While most economists agree that this makes sense they also warn that the new interest rate regime will most likely derail government’s target of achieving 5.4 percent growth in Gross Domestic Product this year.
Actually this is a genuine worry which economists who argue that growth as important as inflation emphasize. Indeed while the BoG claims to be an inflation targeting institution its MPR deliberations weight the economic growth consideration and curbing of inflation consideration equally which at a cursory level makes an interest hike that stifles growth along with inflation appear dubious. However Dr. Addison points out that over the long term economic growth is simply not possible within an environment of high inflation. Therefore, the curbing of inflation over the short term is supportive of sustainable economic growth over the medium to long term.
But while sustainable economic growth will benefit over the medium to .long term there may be immediate losers
Government will suffer the biggest negative impact in the form of significantly higher fiscal deficit financing costs. Having budgeted its interest payments on rates ranging between 13percent and 20 percent, it now faces rates of between 20 percent and 26 percent and this are likely to climb even higher before they start coming down, hopefully before the end of the third quarter of the year.
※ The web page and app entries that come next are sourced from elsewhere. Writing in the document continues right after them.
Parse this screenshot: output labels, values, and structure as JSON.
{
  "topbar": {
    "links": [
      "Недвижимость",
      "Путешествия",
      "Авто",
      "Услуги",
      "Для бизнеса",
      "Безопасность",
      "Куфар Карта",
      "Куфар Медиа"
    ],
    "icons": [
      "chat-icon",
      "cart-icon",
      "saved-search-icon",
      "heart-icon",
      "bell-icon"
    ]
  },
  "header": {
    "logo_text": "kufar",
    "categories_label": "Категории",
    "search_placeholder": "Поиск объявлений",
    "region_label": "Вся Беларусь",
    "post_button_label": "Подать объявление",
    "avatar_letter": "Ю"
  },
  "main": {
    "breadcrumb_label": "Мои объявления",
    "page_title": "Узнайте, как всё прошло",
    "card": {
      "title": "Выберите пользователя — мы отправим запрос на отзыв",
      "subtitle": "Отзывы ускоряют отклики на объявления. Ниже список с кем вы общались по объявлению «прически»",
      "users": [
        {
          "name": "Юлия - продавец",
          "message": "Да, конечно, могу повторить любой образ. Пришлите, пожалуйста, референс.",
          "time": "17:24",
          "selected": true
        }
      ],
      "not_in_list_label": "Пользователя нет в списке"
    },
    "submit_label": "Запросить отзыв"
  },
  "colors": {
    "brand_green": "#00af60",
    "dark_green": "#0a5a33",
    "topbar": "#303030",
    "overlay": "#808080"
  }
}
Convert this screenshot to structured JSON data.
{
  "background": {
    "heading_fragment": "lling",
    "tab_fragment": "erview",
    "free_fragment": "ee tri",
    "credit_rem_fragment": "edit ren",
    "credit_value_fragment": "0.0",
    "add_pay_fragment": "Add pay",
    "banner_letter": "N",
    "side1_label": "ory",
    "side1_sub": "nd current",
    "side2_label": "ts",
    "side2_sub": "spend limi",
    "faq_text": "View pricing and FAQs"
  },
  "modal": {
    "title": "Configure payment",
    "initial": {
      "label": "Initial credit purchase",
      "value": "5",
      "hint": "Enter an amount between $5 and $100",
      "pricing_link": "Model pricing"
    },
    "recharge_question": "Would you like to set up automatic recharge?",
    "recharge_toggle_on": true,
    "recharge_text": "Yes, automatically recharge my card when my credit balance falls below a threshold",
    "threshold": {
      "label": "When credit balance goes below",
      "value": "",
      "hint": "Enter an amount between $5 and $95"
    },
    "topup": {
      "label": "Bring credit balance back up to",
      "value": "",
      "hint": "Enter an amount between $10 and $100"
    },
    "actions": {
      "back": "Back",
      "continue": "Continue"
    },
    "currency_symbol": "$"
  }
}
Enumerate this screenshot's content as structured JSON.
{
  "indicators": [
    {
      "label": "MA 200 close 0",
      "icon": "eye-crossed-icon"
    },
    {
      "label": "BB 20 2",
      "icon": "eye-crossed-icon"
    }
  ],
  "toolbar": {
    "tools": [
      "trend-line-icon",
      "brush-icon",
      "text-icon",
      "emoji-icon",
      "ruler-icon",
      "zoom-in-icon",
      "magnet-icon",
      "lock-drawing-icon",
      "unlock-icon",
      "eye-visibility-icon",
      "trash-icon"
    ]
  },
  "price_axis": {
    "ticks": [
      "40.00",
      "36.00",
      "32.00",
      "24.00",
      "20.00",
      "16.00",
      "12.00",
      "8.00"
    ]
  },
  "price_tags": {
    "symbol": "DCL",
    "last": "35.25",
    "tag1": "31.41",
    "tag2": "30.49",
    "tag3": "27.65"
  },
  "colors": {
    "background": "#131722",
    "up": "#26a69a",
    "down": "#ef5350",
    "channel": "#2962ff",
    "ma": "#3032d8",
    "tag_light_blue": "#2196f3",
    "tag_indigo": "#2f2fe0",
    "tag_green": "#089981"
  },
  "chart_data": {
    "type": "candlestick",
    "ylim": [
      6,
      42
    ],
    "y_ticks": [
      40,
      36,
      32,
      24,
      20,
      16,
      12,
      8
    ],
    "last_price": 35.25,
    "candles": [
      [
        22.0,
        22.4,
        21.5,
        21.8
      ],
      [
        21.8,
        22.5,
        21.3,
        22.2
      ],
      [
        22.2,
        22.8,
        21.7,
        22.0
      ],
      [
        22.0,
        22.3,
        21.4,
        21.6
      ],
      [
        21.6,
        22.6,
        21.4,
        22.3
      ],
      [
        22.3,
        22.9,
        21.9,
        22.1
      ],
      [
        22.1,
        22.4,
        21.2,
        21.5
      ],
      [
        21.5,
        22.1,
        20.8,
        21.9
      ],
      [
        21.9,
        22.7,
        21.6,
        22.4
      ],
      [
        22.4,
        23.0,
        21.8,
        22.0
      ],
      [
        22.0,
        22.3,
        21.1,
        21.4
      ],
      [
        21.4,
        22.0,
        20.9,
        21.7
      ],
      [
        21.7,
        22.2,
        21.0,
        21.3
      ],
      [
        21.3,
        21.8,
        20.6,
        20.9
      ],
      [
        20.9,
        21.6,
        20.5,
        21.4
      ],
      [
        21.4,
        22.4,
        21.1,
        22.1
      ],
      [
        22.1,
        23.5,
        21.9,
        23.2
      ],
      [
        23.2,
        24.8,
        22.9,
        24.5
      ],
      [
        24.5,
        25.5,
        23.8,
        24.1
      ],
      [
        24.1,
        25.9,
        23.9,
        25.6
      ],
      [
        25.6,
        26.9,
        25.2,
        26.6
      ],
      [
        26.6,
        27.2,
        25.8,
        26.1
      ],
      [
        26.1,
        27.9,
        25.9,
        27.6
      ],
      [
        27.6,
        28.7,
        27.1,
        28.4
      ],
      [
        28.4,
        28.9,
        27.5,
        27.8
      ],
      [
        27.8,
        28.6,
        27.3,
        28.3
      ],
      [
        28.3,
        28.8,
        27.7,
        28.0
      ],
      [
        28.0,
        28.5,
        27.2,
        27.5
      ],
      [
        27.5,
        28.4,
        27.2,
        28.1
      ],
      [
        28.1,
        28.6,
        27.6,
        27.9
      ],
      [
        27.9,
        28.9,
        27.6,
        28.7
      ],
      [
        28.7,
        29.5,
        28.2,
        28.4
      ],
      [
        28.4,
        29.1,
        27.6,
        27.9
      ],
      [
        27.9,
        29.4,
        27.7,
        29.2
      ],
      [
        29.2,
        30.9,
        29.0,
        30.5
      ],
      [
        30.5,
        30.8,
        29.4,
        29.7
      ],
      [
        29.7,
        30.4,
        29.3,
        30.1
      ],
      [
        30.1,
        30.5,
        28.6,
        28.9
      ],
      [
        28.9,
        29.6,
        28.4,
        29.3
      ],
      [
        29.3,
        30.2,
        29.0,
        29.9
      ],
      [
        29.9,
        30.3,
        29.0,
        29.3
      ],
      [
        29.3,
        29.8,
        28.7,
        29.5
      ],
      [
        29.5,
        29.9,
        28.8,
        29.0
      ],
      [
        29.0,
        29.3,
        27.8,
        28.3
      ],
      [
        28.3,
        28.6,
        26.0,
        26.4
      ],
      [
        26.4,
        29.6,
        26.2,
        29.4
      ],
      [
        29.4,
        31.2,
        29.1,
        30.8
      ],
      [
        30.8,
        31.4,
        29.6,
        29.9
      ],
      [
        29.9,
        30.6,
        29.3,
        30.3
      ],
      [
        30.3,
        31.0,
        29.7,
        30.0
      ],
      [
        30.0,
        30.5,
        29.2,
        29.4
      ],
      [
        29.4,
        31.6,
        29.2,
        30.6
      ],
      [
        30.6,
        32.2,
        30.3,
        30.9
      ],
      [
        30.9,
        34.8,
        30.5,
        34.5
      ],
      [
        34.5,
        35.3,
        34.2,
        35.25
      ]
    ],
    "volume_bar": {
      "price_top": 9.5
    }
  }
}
Indeed some policy analysts suspect that this is why the MPC has refused to raise the MPR in consonance with the rise in inflation – in order to constrain the increase in government’s debt servicing costs. But another school of thought suggests that the BoG is deliberately raising its benchmark interest rate more slowly than inflation to keep coupon rates on government’s debt securities below inflation to keep it from getting as much subscription as it wants. Effectively this is forcing the faster fiscal consolidation – which the central bank has been lobbying for over the past year and a half – on government.
Dr. Addison however simply asserts that the central bank’s job is to curb inflation which is far more important for it than to minimize government’s debt servicing costs which is the Ministry of Finance’s responsibility. He suggests that government applies strategies such as debt profiling and restructuring to lower its debt servicing costs under the current circumstances.
For the private sector, the situation is clearer, but just as dire. Prior to the latest MPR hike the benchmark interest rate was 104 basis points below the Ghana Reference Rate of 18.04 percent, which is a rate, computed by the BoG and the commercial banks – represented by the Ghana Association of Bankers – using the MPR and treasury bill rates, and used by all the banks as their base lending rate. If that spread does not change, the base lending rate would therefore climb to 20.04 percent.
In turn, the banks average lending rate, as stated by the banks themselves had risen to 23 percent (although many analysts believe they are understating their lending rates to look empathic to the needs of their borrowing customers) which amounted to a 500 bps spread above the GRR. If this spread is maintained, post MPR increase, this would take the average lending rate applied by banks to 25 percent. With banks, in truth, charging a risk premium of up to 10 percent over and above the base rate, this would effectively take actual lending rates to as high as 35 percent per annum.
Ultimately, all this means things will have to get worse first, for them to get better later. For businesses and households alike, with regards to major expenditure decisions that require debt financing the prudent thing to do will be to batten down the hatches and ride out the storm.